» **Task details**: Show every line from the data below that includes "description".

» **Exercise material**:

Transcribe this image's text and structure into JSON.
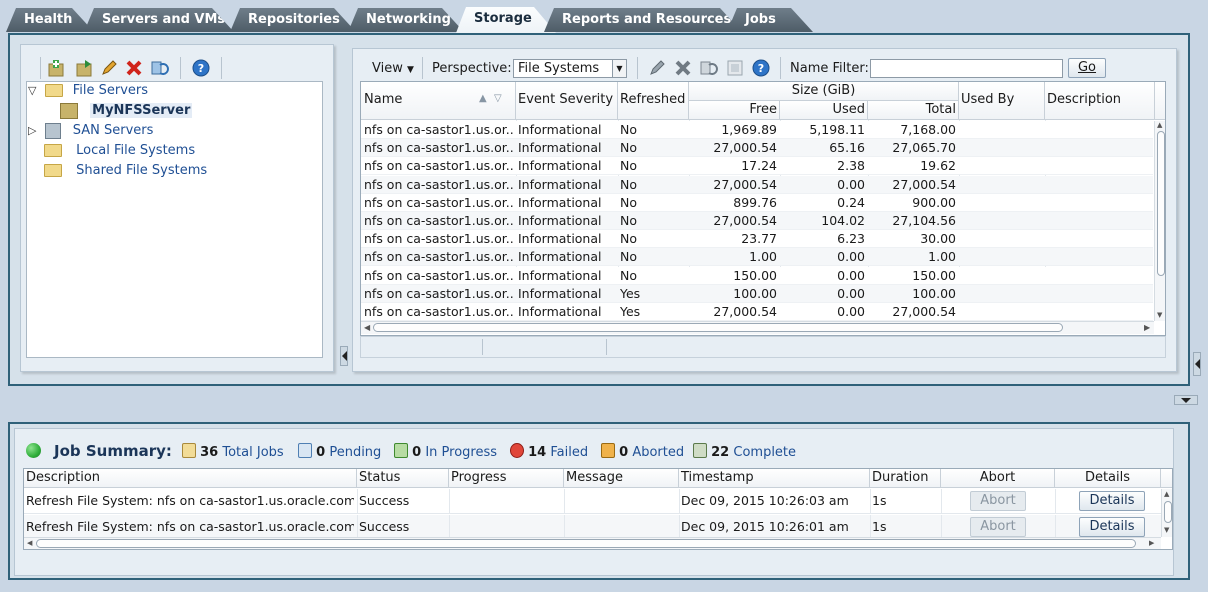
{
  "tabs": [
    {
      "label": "Health",
      "ul": "e"
    },
    {
      "label": "Servers and VMs",
      "ul": "S"
    },
    {
      "label": "Repositories",
      "ul": "R"
    },
    {
      "label": "Networking",
      "ul": "N"
    },
    {
      "label": "Storage",
      "ul": ""
    },
    {
      "label": "Reports and Resources",
      "ul": "o"
    },
    {
      "label": "Jobs",
      "ul": "J"
    }
  ],
  "tree": {
    "file_servers": "File Servers",
    "my_nfs_server": "MyNFSServer",
    "san_servers": "SAN Servers",
    "local_fs": "Local File Systems",
    "shared_fs": "Shared File Systems"
  },
  "toolbar": {
    "view": "View",
    "perspective_label": "Perspective:",
    "perspective_value": "File Systems",
    "name_filter_label": "Name Filter:",
    "name_filter_value": "",
    "go": "Go"
  },
  "grid": {
    "headers": {
      "name": "Name",
      "severity": "Event Severity",
      "refreshed": "Refreshed",
      "size_group": "Size (GiB)",
      "free": "Free",
      "used": "Used",
      "total": "Total",
      "used_by": "Used By",
      "description": "Description"
    },
    "rows": [
      {
        "name": "nfs on ca-sastor1.us.or...",
        "severity": "Informational",
        "refreshed": "No",
        "free": "1,969.89",
        "used": "5,198.11",
        "total": "7,168.00"
      },
      {
        "name": "nfs on ca-sastor1.us.or...",
        "severity": "Informational",
        "refreshed": "No",
        "free": "27,000.54",
        "used": "65.16",
        "total": "27,065.70"
      },
      {
        "name": "nfs on ca-sastor1.us.or...",
        "severity": "Informational",
        "refreshed": "No",
        "free": "17.24",
        "used": "2.38",
        "total": "19.62"
      },
      {
        "name": "nfs on ca-sastor1.us.or...",
        "severity": "Informational",
        "refreshed": "No",
        "free": "27,000.54",
        "used": "0.00",
        "total": "27,000.54"
      },
      {
        "name": "nfs on ca-sastor1.us.or...",
        "severity": "Informational",
        "refreshed": "No",
        "free": "899.76",
        "used": "0.24",
        "total": "900.00"
      },
      {
        "name": "nfs on ca-sastor1.us.or...",
        "severity": "Informational",
        "refreshed": "No",
        "free": "27,000.54",
        "used": "104.02",
        "total": "27,104.56"
      },
      {
        "name": "nfs on ca-sastor1.us.or...",
        "severity": "Informational",
        "refreshed": "No",
        "free": "23.77",
        "used": "6.23",
        "total": "30.00"
      },
      {
        "name": "nfs on ca-sastor1.us.or...",
        "severity": "Informational",
        "refreshed": "No",
        "free": "1.00",
        "used": "0.00",
        "total": "1.00"
      },
      {
        "name": "nfs on ca-sastor1.us.or...",
        "severity": "Informational",
        "refreshed": "No",
        "free": "150.00",
        "used": "0.00",
        "total": "150.00"
      },
      {
        "name": "nfs on ca-sastor1.us.or...",
        "severity": "Informational",
        "refreshed": "Yes",
        "free": "100.00",
        "used": "0.00",
        "total": "100.00"
      },
      {
        "name": "nfs on ca-sastor1.us.or...",
        "severity": "Informational",
        "refreshed": "Yes",
        "free": "27,000.54",
        "used": "0.00",
        "total": "27,000.54"
      }
    ]
  },
  "jobs": {
    "title": "Job Summary:",
    "total_count": "36",
    "total_label": "Total Jobs",
    "pending_count": "0",
    "pending_label": "Pending",
    "inprogress_count": "0",
    "inprogress_label": "In Progress",
    "failed_count": "14",
    "failed_label": "Failed",
    "aborted_count": "0",
    "aborted_label": "Aborted",
    "complete_count": "22",
    "complete_label": "Complete",
    "headers": {
      "description": "Description",
      "status": "Status",
      "progress": "Progress",
      "message": "Message",
      "timestamp": "Timestamp",
      "duration": "Duration",
      "abort": "Abort",
      "details": "Details"
    },
    "rows": [
      {
        "description": "Refresh File System: nfs on ca-sastor1.us.oracle.com...",
        "status": "Success",
        "timestamp": "Dec 09, 2015 10:26:03 am",
        "duration": "1s",
        "abort": "Abort",
        "details": "Details"
      },
      {
        "description": "Refresh File System: nfs on ca-sastor1.us.oracle.com...",
        "status": "Success",
        "timestamp": "Dec 09, 2015 10:26:01 am",
        "duration": "1s",
        "abort": "Abort",
        "details": "Details"
      }
    ]
  },
  "colors": {
    "accent": "#2f6179",
    "link": "#1f4f94",
    "status_green": "#2fae3a"
  }
}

» **Final answer**:
      "description": "Description"
      "description": "Description",
        "description": "Refresh File System: nfs on ca-sastor1.us.oracle.com...",
        "description": "Refresh File System: nfs on ca-sastor1.us.oracle.com...",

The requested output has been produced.